Uncategorized

Imagining early modern working women, or, economic history’s image problem

the many-headed monster

Brodie Waddell

In 1658, the Czech scholar John Amos Comenius published what’s been called ‘the first children’s picture book’. It proved extremely popular and was republished many times, in many different languages. What brought it to my attention was the fact that it included 150 pictures of ‘the visible world’, a rare treat in an early modern publication.

It was designed to teach Latin and, in the 1705 edition, English to young people, so most of its illustrations depicted the sorts of things a child might be expected to know from life. They would find, for example, pictures of youth at study and at play, stilt-walking or bowling.

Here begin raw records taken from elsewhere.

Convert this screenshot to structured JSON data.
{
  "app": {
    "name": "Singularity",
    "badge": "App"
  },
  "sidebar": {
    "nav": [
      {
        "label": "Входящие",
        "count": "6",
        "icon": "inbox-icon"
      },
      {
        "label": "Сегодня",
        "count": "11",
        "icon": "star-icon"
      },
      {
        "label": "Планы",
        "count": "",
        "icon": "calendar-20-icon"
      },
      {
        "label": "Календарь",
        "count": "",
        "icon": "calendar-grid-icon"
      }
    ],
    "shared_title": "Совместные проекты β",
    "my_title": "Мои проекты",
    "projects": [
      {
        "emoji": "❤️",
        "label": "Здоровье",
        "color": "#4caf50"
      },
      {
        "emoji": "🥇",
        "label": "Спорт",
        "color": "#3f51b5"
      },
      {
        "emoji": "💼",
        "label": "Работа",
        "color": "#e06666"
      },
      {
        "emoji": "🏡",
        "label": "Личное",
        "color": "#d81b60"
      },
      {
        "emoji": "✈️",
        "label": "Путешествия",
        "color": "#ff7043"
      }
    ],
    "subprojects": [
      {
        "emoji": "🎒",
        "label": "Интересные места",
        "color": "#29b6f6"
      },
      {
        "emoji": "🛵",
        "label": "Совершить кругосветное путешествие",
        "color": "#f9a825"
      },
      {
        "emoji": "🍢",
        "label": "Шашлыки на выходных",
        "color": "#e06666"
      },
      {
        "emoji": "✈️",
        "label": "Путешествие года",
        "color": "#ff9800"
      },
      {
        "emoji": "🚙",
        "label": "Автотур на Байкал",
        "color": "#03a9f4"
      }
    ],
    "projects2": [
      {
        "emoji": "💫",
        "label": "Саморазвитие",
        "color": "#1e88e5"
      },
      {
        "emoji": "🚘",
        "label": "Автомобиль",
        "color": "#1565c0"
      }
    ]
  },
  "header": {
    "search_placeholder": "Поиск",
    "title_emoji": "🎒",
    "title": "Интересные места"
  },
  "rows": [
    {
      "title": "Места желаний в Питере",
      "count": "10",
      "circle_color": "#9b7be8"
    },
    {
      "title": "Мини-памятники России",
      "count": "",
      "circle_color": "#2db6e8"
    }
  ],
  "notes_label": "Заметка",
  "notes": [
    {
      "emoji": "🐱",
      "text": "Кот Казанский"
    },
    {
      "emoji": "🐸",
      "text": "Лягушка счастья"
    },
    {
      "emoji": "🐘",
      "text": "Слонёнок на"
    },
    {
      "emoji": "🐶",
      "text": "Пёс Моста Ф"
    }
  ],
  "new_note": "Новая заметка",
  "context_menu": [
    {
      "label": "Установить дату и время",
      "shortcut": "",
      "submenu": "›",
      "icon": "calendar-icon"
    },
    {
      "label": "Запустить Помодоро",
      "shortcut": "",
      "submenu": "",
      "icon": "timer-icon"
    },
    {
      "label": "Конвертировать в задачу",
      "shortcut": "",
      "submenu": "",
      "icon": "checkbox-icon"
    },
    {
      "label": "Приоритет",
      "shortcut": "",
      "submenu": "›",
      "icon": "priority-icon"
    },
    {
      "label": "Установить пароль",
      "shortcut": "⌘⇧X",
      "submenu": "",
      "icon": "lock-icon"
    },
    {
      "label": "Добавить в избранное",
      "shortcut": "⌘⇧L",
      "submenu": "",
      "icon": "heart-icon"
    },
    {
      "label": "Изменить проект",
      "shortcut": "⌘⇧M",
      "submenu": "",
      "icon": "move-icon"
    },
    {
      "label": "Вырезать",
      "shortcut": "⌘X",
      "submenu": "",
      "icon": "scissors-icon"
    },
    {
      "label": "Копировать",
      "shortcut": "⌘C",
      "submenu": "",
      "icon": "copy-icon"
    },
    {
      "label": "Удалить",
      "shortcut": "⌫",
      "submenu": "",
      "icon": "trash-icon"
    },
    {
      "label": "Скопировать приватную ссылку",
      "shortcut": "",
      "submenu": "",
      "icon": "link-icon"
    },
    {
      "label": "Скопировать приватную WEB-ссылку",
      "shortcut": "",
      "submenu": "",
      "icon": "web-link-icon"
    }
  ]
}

At school and at playHowever, the ones that caught my eye were the many illustrations of working life. If you, like me, teach or write about early modern economic history, you’ll know that this particular subfield has an ‘image problem’. Perhaps thanks to a strong seam…

View original post 349 more words

Advertisements
Standard

Leave a Reply

Fill in your details below or click an icon to log in:

WordPress.com Logo

You are commenting using your WordPress.com account. Log Out / Change )

Twitter picture

You are commenting using your Twitter account. Log Out / Change )

Facebook photo

You are commenting using your Facebook account. Log Out / Change )

Google+ photo

You are commenting using your Google+ account. Log Out / Change )

Connecting to %s